Start of Source records

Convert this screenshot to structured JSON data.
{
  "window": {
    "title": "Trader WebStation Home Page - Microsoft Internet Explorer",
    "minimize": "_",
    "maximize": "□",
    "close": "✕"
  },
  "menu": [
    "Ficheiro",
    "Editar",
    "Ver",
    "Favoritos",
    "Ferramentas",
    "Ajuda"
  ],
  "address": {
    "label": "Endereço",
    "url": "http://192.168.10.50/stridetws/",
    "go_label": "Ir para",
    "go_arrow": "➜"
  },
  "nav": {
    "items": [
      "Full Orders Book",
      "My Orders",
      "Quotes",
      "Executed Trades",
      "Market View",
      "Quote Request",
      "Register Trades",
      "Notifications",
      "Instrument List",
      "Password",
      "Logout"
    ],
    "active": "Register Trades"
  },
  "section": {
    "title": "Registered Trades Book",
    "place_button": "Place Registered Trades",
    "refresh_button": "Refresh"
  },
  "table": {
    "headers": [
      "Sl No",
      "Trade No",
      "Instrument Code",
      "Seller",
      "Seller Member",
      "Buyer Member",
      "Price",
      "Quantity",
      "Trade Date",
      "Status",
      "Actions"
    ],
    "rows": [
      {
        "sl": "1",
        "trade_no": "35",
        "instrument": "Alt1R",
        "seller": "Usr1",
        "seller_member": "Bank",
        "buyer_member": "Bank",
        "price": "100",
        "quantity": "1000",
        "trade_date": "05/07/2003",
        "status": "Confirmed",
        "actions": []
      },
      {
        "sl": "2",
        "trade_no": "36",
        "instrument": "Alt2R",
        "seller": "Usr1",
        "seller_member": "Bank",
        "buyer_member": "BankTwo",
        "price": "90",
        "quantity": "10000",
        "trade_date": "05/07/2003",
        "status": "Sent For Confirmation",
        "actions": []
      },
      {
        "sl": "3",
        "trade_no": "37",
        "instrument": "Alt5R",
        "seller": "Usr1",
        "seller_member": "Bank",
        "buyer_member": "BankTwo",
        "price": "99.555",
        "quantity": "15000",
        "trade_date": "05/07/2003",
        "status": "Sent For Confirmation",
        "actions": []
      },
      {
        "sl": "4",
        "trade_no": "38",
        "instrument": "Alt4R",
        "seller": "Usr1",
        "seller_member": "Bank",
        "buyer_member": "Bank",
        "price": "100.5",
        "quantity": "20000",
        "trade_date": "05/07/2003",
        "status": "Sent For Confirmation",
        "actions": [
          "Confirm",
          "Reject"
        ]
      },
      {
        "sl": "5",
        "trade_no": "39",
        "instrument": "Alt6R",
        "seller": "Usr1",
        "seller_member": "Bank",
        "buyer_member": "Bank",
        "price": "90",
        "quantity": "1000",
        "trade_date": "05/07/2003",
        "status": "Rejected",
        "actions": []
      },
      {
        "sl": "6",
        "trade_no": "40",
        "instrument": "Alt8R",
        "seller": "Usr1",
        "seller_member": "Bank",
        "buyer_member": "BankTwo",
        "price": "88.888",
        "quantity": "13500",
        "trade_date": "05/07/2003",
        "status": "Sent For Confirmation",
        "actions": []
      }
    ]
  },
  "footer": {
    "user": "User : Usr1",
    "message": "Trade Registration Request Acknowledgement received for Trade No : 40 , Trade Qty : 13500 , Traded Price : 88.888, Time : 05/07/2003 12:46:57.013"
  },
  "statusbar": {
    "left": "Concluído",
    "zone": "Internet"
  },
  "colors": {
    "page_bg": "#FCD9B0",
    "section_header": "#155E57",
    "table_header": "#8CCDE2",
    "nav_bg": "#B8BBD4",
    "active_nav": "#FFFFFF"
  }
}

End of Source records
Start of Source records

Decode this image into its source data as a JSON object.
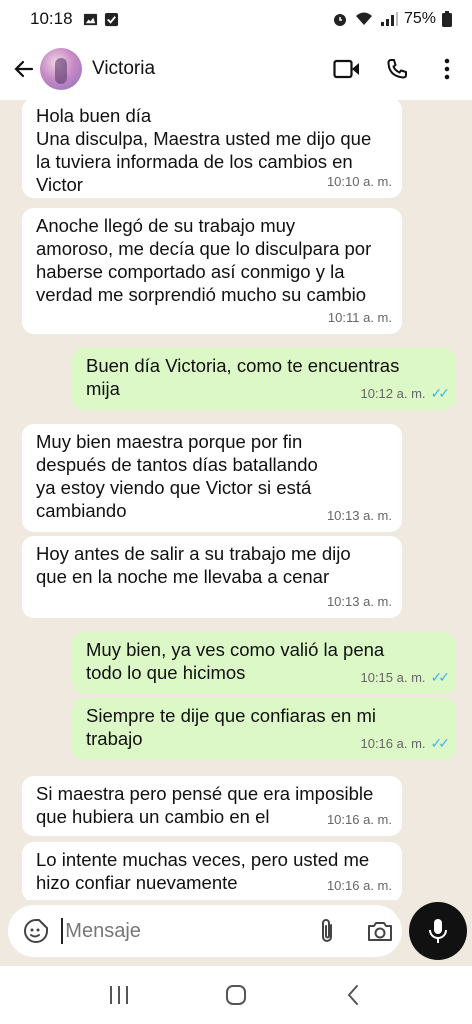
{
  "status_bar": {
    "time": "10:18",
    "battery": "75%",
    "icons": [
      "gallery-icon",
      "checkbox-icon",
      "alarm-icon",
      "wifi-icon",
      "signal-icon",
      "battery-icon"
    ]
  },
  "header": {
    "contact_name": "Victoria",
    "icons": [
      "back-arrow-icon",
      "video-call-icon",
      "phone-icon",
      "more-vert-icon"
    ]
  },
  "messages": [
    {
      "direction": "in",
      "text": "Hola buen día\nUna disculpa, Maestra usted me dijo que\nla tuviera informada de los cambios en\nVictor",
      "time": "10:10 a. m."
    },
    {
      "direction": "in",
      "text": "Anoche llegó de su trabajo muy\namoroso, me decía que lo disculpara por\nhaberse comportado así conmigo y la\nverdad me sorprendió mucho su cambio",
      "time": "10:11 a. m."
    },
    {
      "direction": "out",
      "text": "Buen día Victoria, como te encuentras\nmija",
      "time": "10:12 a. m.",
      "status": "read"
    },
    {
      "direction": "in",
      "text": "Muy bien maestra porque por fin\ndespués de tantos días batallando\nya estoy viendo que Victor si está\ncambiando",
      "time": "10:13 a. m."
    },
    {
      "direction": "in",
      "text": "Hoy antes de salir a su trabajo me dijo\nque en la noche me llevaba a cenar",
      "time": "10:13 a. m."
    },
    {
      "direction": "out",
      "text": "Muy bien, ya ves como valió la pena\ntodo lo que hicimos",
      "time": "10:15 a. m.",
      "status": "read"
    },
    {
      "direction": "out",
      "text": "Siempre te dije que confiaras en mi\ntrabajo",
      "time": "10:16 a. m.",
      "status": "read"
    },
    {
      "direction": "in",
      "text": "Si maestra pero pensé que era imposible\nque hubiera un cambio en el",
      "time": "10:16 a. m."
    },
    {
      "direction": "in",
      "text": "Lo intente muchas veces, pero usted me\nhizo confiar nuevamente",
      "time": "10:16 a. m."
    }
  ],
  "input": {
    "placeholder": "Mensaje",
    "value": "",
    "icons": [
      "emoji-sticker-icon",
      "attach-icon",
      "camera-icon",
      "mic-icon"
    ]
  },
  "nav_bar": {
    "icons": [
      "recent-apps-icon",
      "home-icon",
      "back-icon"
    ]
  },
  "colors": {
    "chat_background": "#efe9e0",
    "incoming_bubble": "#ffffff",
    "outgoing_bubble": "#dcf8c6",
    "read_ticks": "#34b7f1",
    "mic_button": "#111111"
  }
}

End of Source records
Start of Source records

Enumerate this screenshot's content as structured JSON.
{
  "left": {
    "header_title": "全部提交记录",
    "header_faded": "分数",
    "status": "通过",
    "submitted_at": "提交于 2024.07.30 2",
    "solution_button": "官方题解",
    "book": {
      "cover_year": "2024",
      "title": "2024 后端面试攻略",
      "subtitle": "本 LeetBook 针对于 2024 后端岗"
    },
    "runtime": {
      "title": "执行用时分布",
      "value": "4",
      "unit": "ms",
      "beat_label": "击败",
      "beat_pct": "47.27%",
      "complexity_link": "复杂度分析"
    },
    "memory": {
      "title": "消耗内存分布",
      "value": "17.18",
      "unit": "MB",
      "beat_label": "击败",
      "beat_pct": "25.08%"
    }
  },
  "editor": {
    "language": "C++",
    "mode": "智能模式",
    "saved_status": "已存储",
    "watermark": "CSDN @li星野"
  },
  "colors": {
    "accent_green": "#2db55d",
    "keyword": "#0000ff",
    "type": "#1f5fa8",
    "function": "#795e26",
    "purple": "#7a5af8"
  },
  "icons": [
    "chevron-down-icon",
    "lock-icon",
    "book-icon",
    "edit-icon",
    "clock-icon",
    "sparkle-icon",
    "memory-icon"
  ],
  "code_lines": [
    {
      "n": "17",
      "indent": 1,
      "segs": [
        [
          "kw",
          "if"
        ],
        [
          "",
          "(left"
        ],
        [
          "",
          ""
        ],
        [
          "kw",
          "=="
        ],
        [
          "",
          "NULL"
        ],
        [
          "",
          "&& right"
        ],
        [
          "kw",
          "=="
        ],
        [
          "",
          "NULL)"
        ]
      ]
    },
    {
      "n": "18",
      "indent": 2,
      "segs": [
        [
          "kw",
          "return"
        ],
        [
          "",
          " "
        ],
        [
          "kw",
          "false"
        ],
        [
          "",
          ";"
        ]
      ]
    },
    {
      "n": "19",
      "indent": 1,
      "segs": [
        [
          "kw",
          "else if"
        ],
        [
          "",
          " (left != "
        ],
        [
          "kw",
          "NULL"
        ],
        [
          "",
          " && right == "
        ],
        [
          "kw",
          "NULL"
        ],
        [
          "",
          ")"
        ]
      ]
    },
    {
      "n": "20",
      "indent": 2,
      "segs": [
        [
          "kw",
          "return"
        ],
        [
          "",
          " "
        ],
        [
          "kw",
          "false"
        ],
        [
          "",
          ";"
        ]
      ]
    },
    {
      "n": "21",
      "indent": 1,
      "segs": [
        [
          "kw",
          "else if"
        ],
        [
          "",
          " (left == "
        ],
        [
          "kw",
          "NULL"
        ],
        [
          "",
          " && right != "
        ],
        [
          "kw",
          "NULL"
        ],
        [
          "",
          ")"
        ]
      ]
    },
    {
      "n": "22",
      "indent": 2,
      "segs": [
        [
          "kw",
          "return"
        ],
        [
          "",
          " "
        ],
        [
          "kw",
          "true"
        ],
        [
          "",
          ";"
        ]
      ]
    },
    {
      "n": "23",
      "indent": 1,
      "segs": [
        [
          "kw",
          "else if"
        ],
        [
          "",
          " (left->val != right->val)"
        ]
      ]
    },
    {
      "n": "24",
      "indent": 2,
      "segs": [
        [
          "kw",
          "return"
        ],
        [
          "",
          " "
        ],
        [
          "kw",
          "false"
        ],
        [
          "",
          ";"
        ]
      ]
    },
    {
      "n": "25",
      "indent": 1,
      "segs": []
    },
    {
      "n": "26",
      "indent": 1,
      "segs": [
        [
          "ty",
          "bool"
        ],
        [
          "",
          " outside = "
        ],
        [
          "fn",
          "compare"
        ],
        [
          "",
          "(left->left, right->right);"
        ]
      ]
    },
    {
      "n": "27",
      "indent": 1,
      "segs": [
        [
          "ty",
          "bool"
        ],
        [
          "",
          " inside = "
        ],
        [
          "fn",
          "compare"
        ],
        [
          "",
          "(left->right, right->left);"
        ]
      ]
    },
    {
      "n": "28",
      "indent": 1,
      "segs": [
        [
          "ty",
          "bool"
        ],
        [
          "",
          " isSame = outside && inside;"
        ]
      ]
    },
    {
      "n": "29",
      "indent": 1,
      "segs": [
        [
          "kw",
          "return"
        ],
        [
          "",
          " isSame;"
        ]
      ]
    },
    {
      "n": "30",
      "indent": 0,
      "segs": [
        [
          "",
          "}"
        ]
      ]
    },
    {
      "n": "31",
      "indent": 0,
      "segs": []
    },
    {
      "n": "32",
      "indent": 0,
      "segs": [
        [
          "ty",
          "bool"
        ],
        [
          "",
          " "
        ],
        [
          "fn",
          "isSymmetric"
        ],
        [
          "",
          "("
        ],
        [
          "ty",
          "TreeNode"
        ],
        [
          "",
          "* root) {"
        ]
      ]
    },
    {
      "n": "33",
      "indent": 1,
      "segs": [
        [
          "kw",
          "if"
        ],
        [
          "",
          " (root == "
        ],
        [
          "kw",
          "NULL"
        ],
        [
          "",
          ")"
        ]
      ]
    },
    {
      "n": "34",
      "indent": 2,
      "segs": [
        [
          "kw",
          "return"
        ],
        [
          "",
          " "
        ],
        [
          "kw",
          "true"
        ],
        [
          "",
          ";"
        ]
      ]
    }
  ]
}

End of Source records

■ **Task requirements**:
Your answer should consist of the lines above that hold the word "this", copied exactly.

■ **Written answer**:
Convert this screenshot to structured JSON data.
Decode this image into its source data as a JSON object.
Enumerate this screenshot's content as structured JSON.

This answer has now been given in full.